Madison Mural honors the life of Otis Redding

50th anniversary of Redding's death in Lake Monona
Madison Mural honors the life of Otis Redding
Photo courtesy Henrique Nardi, via
The artists stand in front of the "Try A Little Tenderness" mural located on Williamson Street.

On Dec. 10, 1967, the world lost a music great when his plane tragically crashed into Madison’s Lake Monona.

At 26, Otis Redding was flying to Madison to perform in a nightclub near the University of Wisconsin. The young singer-songwriter and record producer had just finished recording his hit chart topper “Sittin’ On The Dock of the Bay” three days before his untimely death.

As 2017 marks the 50th anniversary of Redding’s death and what would have been his 75th birthday, artist and project organizer Henrique Nardi decided to honor the great soul singer with a mural highlighting Redding’s song “Try a Little Tenderness” on Williamson Street.

Nardi, an Otis Redding fan, found out Redding died in Madison after he arrived in 2014 from Brazil and said he thought it was important to have something honoring him in the city.

Nardi asked two of his friends from Brazil, Jackson Alves and Cyla Costa, who were also artists and in town for a conference, to stay a little after to help create the new mural.

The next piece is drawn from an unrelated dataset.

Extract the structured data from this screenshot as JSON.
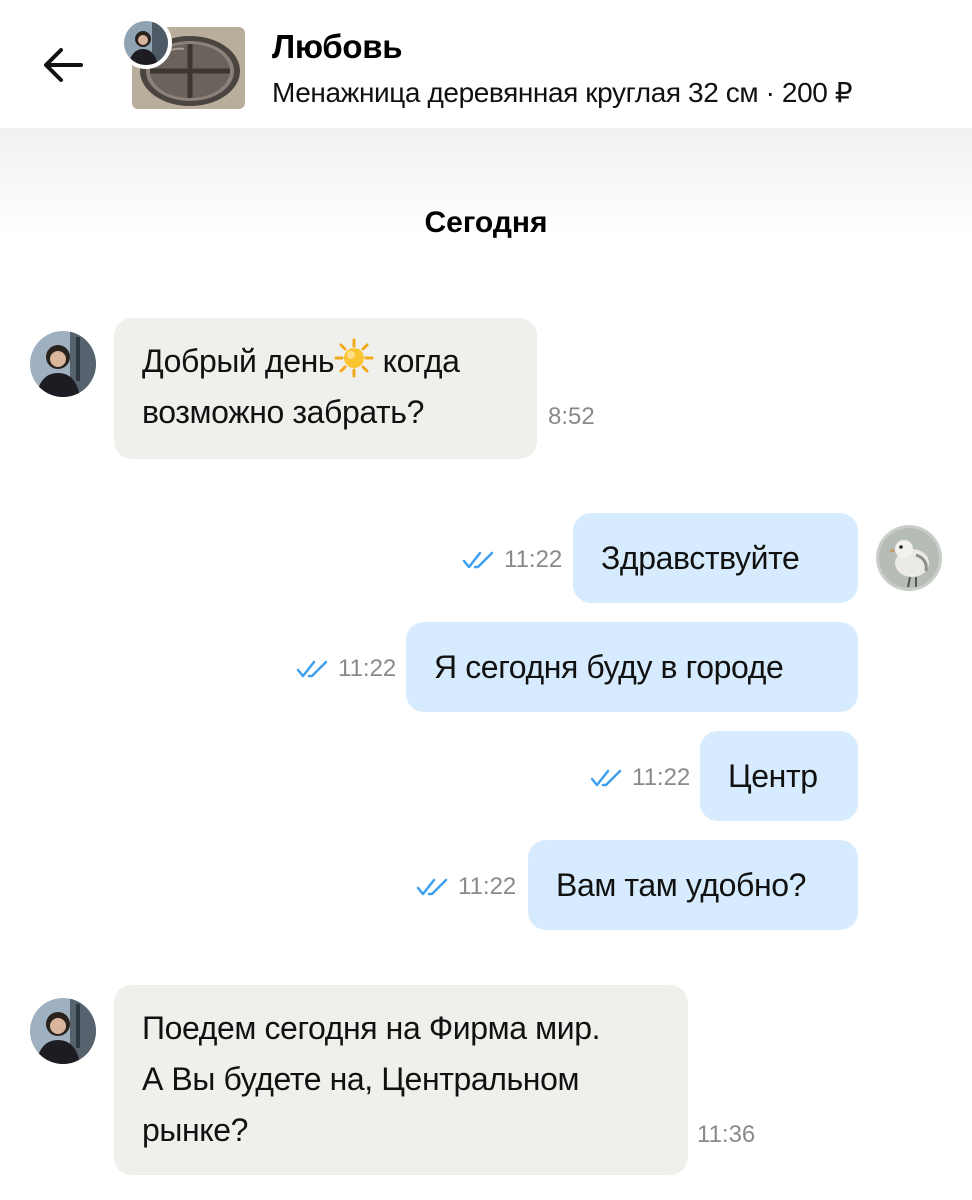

The three all have backgrounds as lettering artists.

Before he knew they were arriving, he wanted to create some sort of homage to Redding in Madison, but when he found out his friends were coming, he decided to make the mural about Redding.

“Only after that I thought, whoa, this could be the chance to do that Otis homage and everybody jumped on it right from the start,” Nardi said.

The Madison Arts Commission steered Nardi toward the Willy Street area since they were looking for more murals.

“By having a mural you draw people’s attention to it and it makes the neighborhood more colorful and interesting in general,” Nardi said.

The three artists had to work quickly since they only had five days to complete the mural. Nardi said artists Lynn Lee, Raymond Mawst and Pete Hodapp also came to help install. Nardi said they worked through the night in order to trace the mural on to the wall, and when rain interrupted the process midweek, they had to work quickly their last day in town to put on the final touches.

For Nardi, the timing of the mural was perfect and he hopes the mural will be somehow involved in the celebration of Redding this year.

“I believe that the mural is an art expression, and in this particular mural, it told a kind expression, which is try a little tenderness,” Nardi said.